Data about app and page elements

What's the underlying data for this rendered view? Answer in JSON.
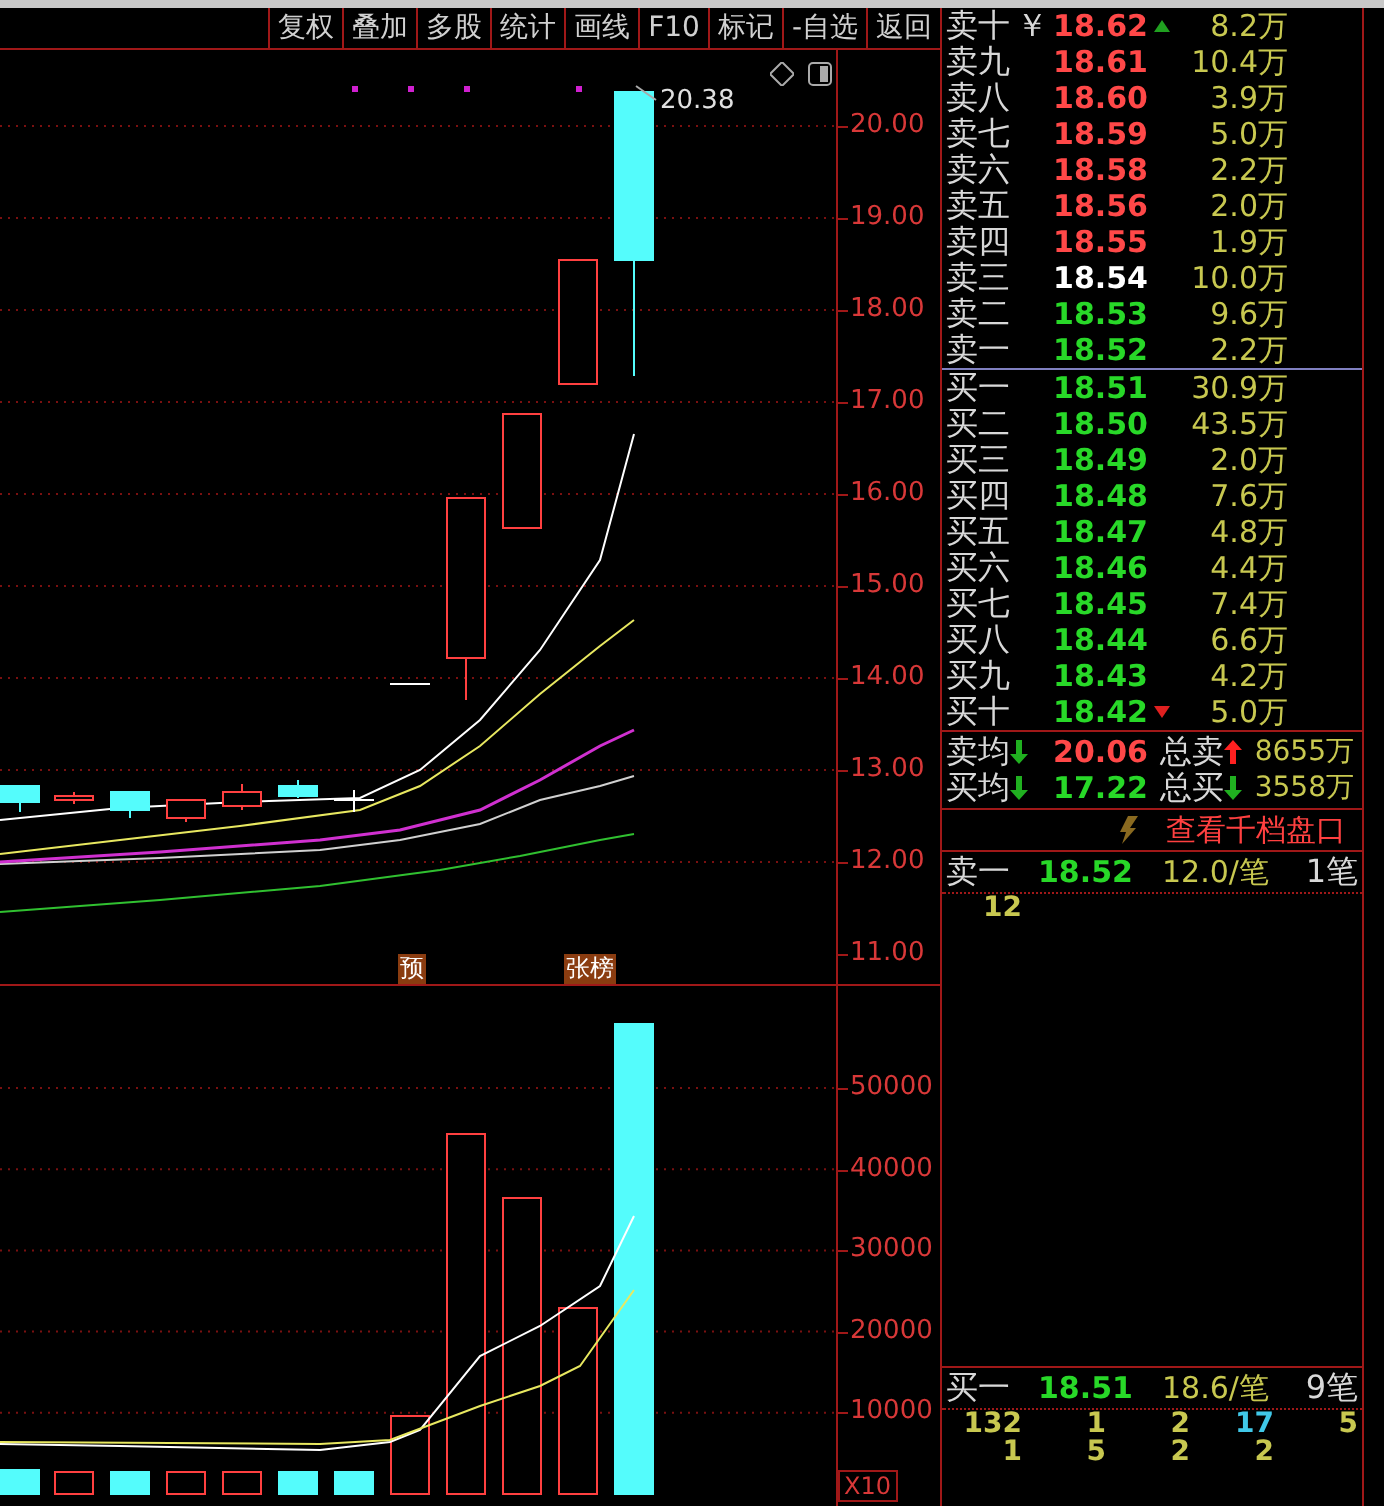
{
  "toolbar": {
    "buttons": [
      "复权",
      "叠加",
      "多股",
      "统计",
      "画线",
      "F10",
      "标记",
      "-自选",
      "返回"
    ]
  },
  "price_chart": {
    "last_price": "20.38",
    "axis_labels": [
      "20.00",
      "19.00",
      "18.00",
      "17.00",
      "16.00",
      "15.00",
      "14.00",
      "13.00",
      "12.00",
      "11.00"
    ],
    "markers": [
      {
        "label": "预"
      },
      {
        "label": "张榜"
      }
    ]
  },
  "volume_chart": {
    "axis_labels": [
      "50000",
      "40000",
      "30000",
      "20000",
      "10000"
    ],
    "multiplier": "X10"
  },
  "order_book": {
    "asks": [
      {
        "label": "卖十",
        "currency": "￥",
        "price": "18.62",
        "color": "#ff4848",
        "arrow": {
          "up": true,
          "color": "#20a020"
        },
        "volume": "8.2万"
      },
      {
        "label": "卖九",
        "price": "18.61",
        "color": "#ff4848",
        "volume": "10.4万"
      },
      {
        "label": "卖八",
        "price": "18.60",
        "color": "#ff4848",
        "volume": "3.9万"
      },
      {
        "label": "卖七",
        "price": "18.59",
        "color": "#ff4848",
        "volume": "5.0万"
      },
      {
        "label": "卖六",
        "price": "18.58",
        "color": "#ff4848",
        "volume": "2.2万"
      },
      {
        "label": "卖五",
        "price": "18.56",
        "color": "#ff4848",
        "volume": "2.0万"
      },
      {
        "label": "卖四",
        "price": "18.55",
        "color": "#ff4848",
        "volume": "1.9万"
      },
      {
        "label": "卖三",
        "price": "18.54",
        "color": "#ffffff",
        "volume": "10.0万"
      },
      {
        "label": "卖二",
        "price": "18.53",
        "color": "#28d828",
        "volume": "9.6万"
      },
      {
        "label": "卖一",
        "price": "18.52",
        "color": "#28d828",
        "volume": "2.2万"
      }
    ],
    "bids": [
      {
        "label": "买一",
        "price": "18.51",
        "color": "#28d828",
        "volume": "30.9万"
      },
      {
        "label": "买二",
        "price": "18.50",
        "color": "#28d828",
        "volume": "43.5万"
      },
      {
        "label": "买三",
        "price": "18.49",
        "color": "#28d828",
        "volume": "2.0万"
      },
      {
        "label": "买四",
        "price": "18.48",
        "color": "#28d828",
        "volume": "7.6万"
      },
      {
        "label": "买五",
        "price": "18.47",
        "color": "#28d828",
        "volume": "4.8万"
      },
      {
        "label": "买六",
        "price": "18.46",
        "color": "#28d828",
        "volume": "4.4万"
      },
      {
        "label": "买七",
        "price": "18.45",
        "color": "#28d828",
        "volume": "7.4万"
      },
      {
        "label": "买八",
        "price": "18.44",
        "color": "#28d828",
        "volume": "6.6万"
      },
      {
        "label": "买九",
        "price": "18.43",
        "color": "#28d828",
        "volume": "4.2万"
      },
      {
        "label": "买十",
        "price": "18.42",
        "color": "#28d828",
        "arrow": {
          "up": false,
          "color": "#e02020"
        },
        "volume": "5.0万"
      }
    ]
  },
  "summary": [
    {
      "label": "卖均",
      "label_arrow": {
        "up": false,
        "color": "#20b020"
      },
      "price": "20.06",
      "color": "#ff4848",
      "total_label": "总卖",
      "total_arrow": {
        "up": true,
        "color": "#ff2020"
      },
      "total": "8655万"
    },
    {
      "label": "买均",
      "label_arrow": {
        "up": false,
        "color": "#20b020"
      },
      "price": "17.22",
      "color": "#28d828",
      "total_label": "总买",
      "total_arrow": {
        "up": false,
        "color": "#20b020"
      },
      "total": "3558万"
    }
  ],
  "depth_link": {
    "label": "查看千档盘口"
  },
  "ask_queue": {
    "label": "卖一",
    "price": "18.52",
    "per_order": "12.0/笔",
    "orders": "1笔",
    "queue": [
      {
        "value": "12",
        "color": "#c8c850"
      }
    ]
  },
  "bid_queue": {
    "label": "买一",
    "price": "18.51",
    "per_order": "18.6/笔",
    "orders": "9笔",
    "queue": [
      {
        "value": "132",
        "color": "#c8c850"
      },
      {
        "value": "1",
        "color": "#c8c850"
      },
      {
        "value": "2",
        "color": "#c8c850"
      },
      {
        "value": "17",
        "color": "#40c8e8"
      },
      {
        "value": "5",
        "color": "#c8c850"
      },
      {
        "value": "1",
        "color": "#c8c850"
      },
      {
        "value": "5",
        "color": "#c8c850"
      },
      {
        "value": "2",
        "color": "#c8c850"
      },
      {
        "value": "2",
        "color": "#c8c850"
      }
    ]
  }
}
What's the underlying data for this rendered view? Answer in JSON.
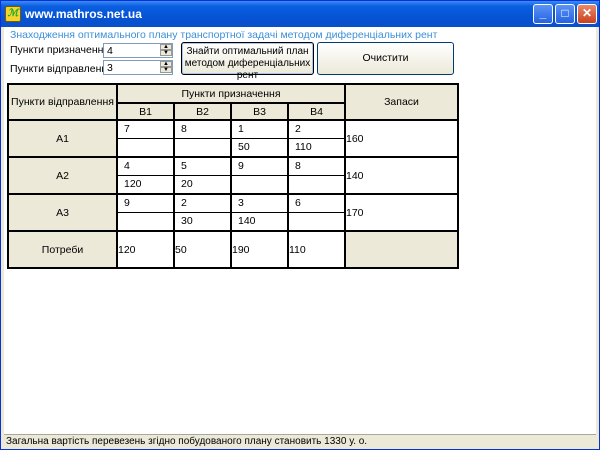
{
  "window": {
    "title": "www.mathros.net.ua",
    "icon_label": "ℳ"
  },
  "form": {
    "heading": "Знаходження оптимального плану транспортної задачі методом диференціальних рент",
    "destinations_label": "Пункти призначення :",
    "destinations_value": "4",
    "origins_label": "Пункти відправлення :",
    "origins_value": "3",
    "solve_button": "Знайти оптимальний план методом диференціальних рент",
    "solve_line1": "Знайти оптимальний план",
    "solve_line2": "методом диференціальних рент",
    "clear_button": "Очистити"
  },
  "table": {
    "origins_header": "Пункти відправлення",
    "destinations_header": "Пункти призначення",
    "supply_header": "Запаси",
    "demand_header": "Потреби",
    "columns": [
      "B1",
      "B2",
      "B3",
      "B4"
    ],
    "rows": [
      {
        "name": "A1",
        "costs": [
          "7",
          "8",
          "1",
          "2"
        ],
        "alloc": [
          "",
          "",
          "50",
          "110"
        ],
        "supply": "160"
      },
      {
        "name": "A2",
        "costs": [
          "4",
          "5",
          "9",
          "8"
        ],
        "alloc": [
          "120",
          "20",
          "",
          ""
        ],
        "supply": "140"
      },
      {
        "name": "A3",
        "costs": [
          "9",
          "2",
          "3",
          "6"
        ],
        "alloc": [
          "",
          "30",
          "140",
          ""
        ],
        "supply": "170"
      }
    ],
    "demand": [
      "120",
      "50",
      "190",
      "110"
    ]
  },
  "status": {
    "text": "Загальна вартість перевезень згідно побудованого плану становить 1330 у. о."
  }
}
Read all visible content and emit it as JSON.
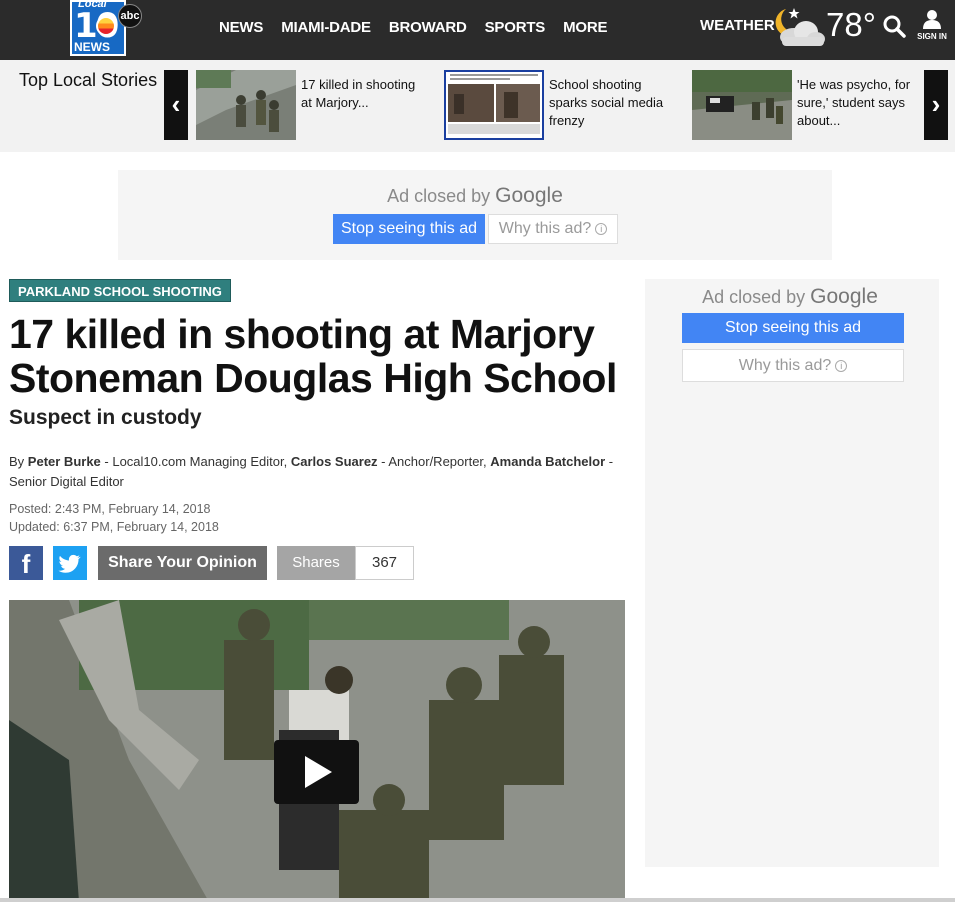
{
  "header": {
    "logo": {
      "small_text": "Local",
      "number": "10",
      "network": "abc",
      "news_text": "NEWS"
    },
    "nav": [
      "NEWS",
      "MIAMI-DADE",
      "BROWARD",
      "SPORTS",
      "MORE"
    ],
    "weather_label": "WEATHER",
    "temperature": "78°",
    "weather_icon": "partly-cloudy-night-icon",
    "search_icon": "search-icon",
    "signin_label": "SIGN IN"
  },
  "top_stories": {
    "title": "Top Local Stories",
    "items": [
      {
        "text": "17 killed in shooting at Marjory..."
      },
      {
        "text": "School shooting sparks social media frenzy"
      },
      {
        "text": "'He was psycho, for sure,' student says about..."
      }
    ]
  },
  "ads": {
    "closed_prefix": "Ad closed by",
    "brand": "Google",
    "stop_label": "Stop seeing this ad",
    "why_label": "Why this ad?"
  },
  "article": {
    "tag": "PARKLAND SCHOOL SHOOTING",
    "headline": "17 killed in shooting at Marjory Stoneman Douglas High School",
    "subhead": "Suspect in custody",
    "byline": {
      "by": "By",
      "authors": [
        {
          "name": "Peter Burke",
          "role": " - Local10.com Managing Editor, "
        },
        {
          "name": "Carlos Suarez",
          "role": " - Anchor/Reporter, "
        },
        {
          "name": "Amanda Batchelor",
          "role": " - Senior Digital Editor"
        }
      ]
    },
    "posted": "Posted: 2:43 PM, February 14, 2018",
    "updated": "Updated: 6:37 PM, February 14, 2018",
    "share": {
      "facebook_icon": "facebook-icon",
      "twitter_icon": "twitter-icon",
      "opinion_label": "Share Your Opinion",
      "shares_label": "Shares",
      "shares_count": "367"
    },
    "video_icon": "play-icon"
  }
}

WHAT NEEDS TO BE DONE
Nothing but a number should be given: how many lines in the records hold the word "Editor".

EXPECTED ANSWER
2